Left to Right, cutting through the outer and inner bark to the cambium layer (L); the bark has been “slipped” at the cambium layer and the prepared scion inserted (C); and finally the wound has been protected with grafting compound and the branch wrapped with grafting tape (R)
And finally, on the “sad news” front, there is the condition of our sole remaining colony of bees. When the temperatures were peaking at over 50 degrees F in mid-April, and no bees were flying, I decided to go into the hive. What I found was certainly not what I had been hoping for all winter.
A mouse or a vole had taken up residence in the hive.
Dead bees preserved in time at the top of the hive. There was no honey in the hive; they either starved or were chilled, or more likely some combination of the two.
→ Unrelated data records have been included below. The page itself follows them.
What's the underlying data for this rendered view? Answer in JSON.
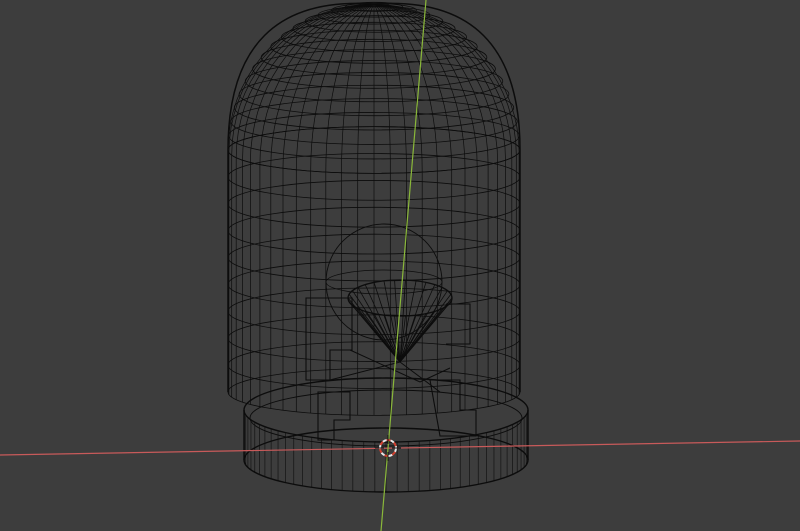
{
  "viewport": {
    "mode": "wireframe",
    "background_color": "#3d3d3d",
    "wire_color": "#0c0c0c",
    "axis_x_color": "#c85a5a",
    "axis_y_color": "#8ab83a",
    "cursor_colors": [
      "#e8e8e8",
      "#d2402f"
    ]
  },
  "scene": {
    "object": "led-bulb-wireframe",
    "parts": [
      "dome-cap",
      "cylinder-body",
      "base-ring",
      "inner-lens",
      "emitter-cone",
      "lead-frame"
    ],
    "icons": [
      "3d-cursor-icon"
    ]
  }
}
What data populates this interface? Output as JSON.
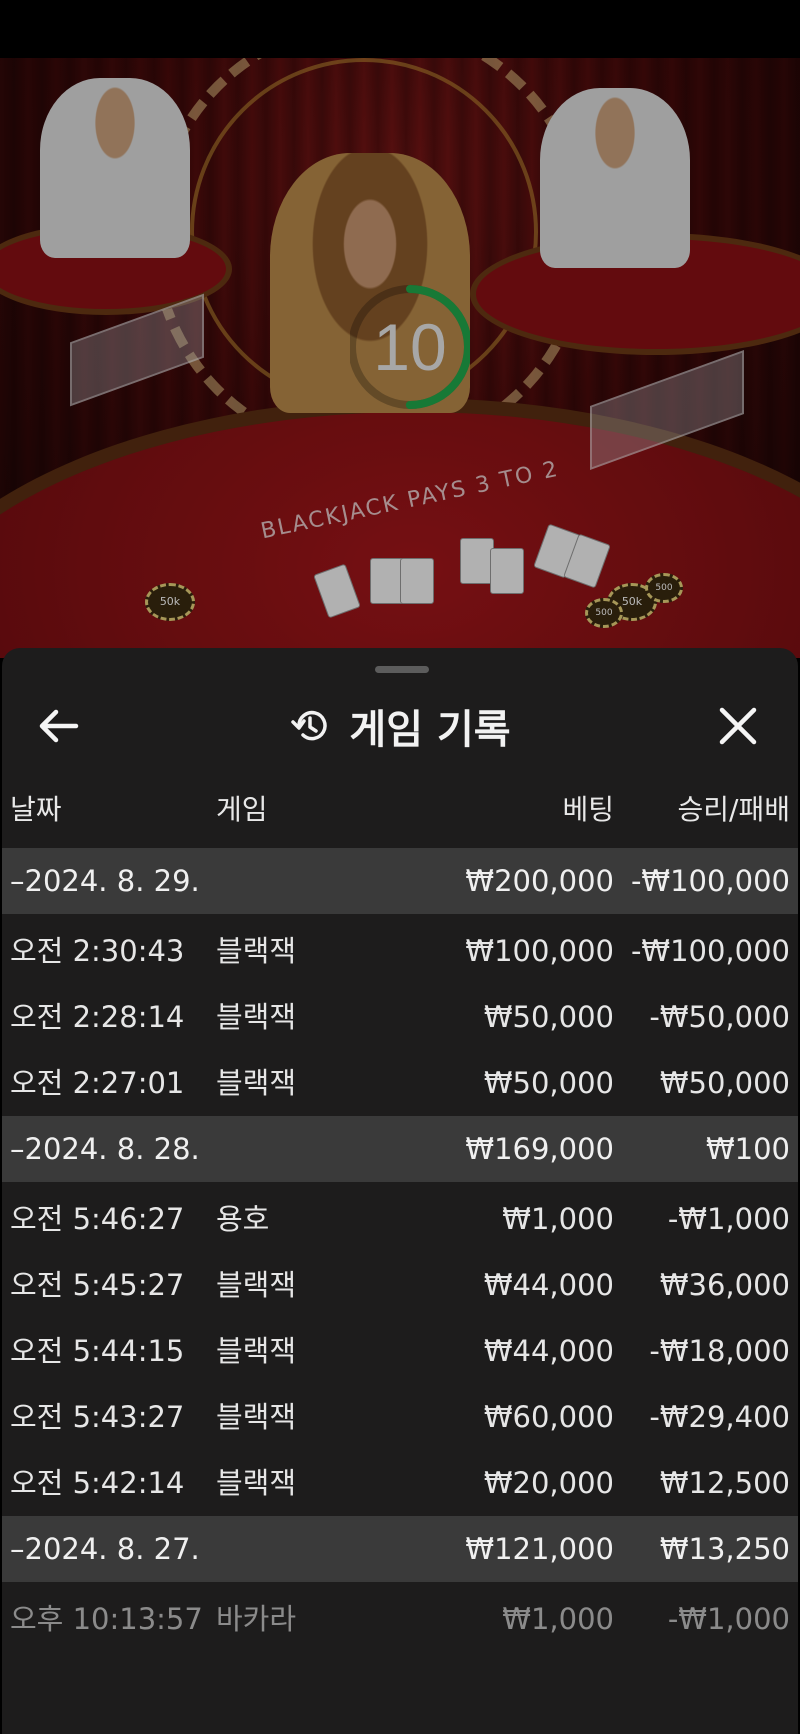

It was a complete mess, as the picture at left attests. Some sort of small rodent had taken up residence, and of course destroyed most of the comb in the process. Even in the comb that was still intact, there was no honey. I am not a specialist in failed hive forensics, but I believe the colony had failed and all of the bees had died before the squatter showed up to stay. In the first part of June last year, with only two boxes on the hive since installation of the colony in mid-April, I checked to see how much comb the colony had built out. Sure enough, they had built comb all the way to the bottom of the lower box; I felt lucky to have been just in time in adding boxes to make more room before the colony swarmed. This was documented in the 18 June 2014 post entitled, “Late Spring Update from the Homestead, Part III, Beekeeping.” As I took the hive apart this spring though, it was perfectly clear that the bees had built no additional comb in boxes three or four, none, since the end of the first week of June. What happened I do not know. Is this what “colony collapse disorder” looks like? I cannot speak to that. Regardless of the reason why, I do not think that two boxes would hold enough food stores to get the colony through the long Michigan winter.
I went 0 for 3 in 2014; three colonies installed, zero survived to spring of 2015. The list of mistakes I made at colony install in 2014 is long. In mid-May of 2015 I installed two new colonies, and benefiting from the failure documented here, and from additional research, it seems we are enjoying at least more early success than last year.
More will be posted on the 2015 grafting and bee installation in a future post.
Thank you for reading and commenting on the blog. Your comments and criticisms, your inputs and acknowledgements, are welcomed, and will help me to improve my posts.
https://primalwoods.com/wp-content/uploads/2015/05/NestBox_01-3.jpg10551600John Newellhttps://primalwoods.com/wp-content/uploads/2016/04/logo200.pngJohn Newell2015-05-29 13:36:002016-06-28 23:45:41Of Birds, Bees and Apple Trees